Galovin serves District 2 for the Marysville School Board, which is most of north Marysville.
He defeated incumbent school board member Mariana Maksimos with 53.69 percent of the votes during the Nov. 5 general election.
After getting out of the military, Galovin moved to Marysville in 2007 and has resided in the community since then.
“I served for my country in the Army and later in the National Guard,” he said.
He wanted to continue serving his community at a more local level and has begun putting time into various committees around the school district and city, including the district’s facilities committee that helped shape the levy proposals that will be on this February’s ballot.
After considering the options, Galovin said he decided to try to get more involved in the school district with a school board position.
Galovin didn’t expect this much support when he started out.
“Running for office is completely foreign territory for me,” he said.
“The amount of voter support took me by surprise actually, and has helped quiet some doubts in my mind if this was really right for me,” he said.
Currently, Galovin has a 12-year-old that goes to a Marysville school as well as a foster child in his care.
Galovin is a former foster child and said from third-grade to ninth-grade he moved around to many different schools.
“I got to see a lot of the inconsistencies across school districts. A lot of the support services were different, sometimes even in the same district,” Galovin said.
He hopes to improve some of those issues with the schools, he said.
“Even some of the wealthier school districts have those same challenges. I want to help try to build a layout for how the school district can work more consistently,” he said.
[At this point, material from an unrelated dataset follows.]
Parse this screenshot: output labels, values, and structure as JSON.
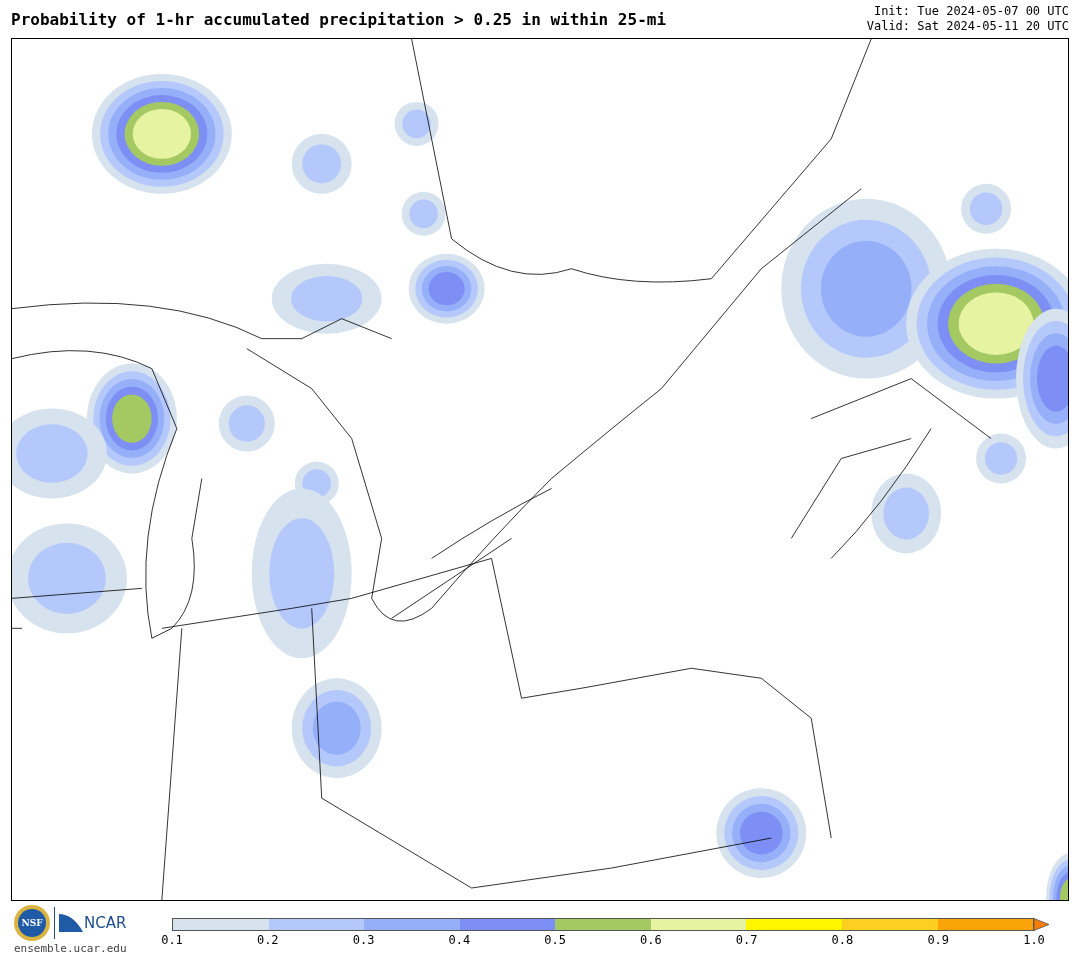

As Galovin joins the board he said the district is heading in a positive direction and he hopes to continue projects already in the pipeline.
“A lot of their goals are the same as mine,” he said.
He hopes to foster the growth of Marysville educators.
“I want to allow teachers to reach outside their tool box to find something that works better,” Galovin said.
Improving the school environment for kids is also important for him, he said.
“I really think that to get bullying out of schools, you have to make the schools be like a family,” he said.
He points to 10th Street Middle School as a good example of community, which had about 150 of their 170 students attend this year’s Halloween event.
“That’s just a beautiful environment there, and I want to help make all of our schools have that kind of environment. I know that’s a tall order,” he said.
Galovin said he has already talked with parents who have helped to guide his thinking and encourages parents to reach out to him if they want their voice and opinions heard.
“I want to win the trust of the people, and let them know that they can call me on my phone at any time,” he said.
He said Marysville parents and community members can call him at 425-272-3233.